DiversificationDiversification: Allows spreading investments across various assets.Complexity: Requires knowledge to diversify effectively and manage investments.Convenience: Easy access to funds for everyday expenses.Limited wealth accumulation: Savings alone might not lead to significant wealth growth.
Tax BenefitsTax advantages: Certain investments offer tax benefits or deductions.Tax implications: Some investments are taxable, affecting overall returns.No tax benefits: Savings account interest is usually taxable.Tax implications: Interest earned may be subject to taxation.
Inflation HedgePotential to outpace inflation: Investments have the potential for high returns that can outpace inflation.Inflation risk: Inflation can erode the real value of investment returns.Preserves capital: Savings protect money from losing its value.Inflation risk: Savings might not keep pace with the rising cost of living.
Risk ToleranceFlexibility: Various investment options cater to different risk tolerances.Emotional decisions: Investors may make impulsive decisions based on market fluctuations.Low risk: Savings accounts are low-risk options for preserving money.Limited growth potential: Low-risk savings might not yield substantial ga

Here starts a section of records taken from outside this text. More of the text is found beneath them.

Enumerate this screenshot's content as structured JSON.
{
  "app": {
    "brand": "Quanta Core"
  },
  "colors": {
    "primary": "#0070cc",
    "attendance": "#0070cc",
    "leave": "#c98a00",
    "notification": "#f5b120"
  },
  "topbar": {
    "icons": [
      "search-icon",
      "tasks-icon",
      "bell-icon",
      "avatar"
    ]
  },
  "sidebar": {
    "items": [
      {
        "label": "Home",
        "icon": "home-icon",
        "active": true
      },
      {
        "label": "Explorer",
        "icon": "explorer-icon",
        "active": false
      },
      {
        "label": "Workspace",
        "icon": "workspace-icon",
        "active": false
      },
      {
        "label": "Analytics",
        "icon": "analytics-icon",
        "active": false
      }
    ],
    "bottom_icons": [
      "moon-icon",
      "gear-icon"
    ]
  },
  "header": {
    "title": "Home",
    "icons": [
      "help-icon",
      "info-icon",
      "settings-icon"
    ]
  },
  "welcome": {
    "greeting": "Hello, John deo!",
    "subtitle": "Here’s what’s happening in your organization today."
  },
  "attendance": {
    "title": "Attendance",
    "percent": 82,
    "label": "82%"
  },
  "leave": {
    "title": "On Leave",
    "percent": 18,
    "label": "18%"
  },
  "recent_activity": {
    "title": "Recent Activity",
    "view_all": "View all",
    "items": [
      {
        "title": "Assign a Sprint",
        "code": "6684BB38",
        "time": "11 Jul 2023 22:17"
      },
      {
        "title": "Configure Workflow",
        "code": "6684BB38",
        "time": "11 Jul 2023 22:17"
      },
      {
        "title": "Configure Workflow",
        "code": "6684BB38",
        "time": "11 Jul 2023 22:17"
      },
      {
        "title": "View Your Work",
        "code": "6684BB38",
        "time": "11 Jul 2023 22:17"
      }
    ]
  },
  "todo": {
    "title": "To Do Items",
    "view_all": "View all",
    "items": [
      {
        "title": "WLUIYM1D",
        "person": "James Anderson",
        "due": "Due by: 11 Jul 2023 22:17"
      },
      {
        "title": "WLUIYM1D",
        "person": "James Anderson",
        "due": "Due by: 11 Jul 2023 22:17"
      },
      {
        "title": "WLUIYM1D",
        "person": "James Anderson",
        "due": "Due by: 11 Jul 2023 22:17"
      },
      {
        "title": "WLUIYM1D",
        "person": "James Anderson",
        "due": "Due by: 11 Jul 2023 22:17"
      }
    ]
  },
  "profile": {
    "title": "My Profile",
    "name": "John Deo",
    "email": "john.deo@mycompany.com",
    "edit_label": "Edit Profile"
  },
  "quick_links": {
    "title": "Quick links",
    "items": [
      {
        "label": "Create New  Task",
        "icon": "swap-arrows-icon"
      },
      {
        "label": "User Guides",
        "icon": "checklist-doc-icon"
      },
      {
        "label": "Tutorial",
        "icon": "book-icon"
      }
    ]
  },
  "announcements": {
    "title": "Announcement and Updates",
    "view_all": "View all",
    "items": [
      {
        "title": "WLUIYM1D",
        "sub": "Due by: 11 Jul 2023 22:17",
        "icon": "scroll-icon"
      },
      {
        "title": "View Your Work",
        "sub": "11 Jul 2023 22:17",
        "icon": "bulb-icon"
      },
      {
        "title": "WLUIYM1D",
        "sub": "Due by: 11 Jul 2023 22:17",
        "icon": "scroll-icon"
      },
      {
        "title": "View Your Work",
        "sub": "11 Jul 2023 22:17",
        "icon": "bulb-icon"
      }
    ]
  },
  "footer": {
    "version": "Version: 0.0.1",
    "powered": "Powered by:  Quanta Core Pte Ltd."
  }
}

Making informed financial decisions and developing a well-balanced approach to managing your finances require an understanding of these essential distinctions. In order to meet their immediate requirements and succeed financially in the long run, people can choose the right mix of savings and investments by taking into account their personal financial objectives, risk tolerance, and time horizons.

FAQs on Investing Vs Saving

Saving is generally less risky as it offers lower returns with minimal risk. Investing, while potentially providing higher returns, involves the risk of losses.

Strike a balance between saving and investing based on goals. A guideline is saving 20% for emergencies and allocating 10% for long-term investing.

Saving is better than investing for short-term needs as it provides liquidity and security.

Invest a portion of savings based on financial goals and risk tolerance.

Excess savings offer financial security but may miss potential growth from investment returns. Strike a balance for optimal financial health.